I blogged on Wednesday on the press generated by FIRE’s successful effort to get Virginia Tech President Charles Steger to shelve a requirement that would have more deeply ensconced a "diversity" requirement for tenure and promotion for the university’s arts and sciences faculty. FIRE’s efforts and success at Virginia Tech were reported by The Chronicle of Higher Education (subscription required) and the Richmond Times-Dispatch as well as several blogs.
You also may have noticed that there was a bit of a ruckus kicked up by University of Pennsylvania professor John L. Jackson, Jr., in a post on Brainstorm, a blog maintained by The Chronicle of Higher Education. Professor Jackson’s post prompted this rebuttal from Adam and Will, as well as dozens of comments from readers defending FIRE’s work.
I’m also thrilled to report that, as of this writing, FIRE’s short film Think What We Think…Or Else: Thought Control on the American Campus has crossed 19,000 views on YouTube in just two weeks, nearly doubling in views this week alone. Thanks so much to the bloggers and tweeters—or, as sportscaster Tony Kornheiser calls them, "tweeple"—who have helped the film spread so quickly. (WorldNetDaily‘s article on the video has also been helpful.)
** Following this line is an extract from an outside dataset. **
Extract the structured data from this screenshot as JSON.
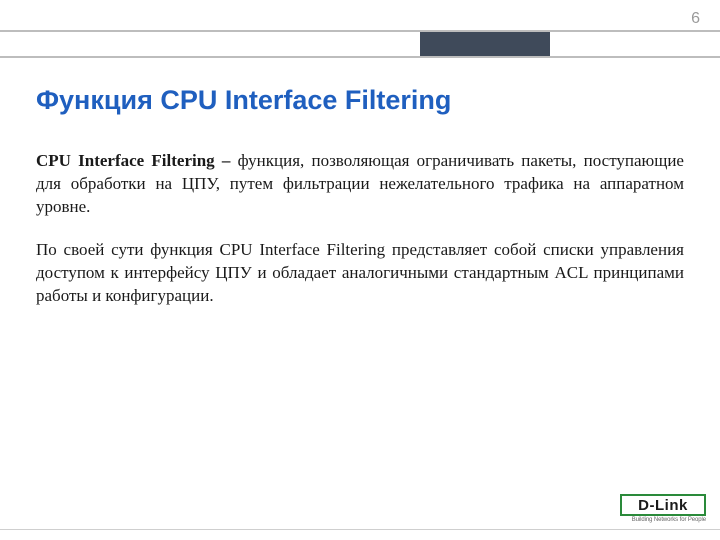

And for the second time in a week, a FIRE staffer has helped frame the debate over the collision of First Amendment rights and NCAA recruiting regulations. Last week it was Adam featured in a widely read Associated Press article about a North Carolina State University student who was given a cease-and-desist letter by the school’s NCAA compliance officer over his Facebook site, which encouraged the recruitment of a top high school basketball player. This week Robert commented on a similar situation involving his alma mater, Duke University, for the Duke Chronicle.
Further, as many of you know, FIRE has been waging war against the University of Massachusetts at Amherst for its repeated displays of disrespect for free speech. We encourage FIRE friends to take action and send the UMass administration an e-mail through our activism page.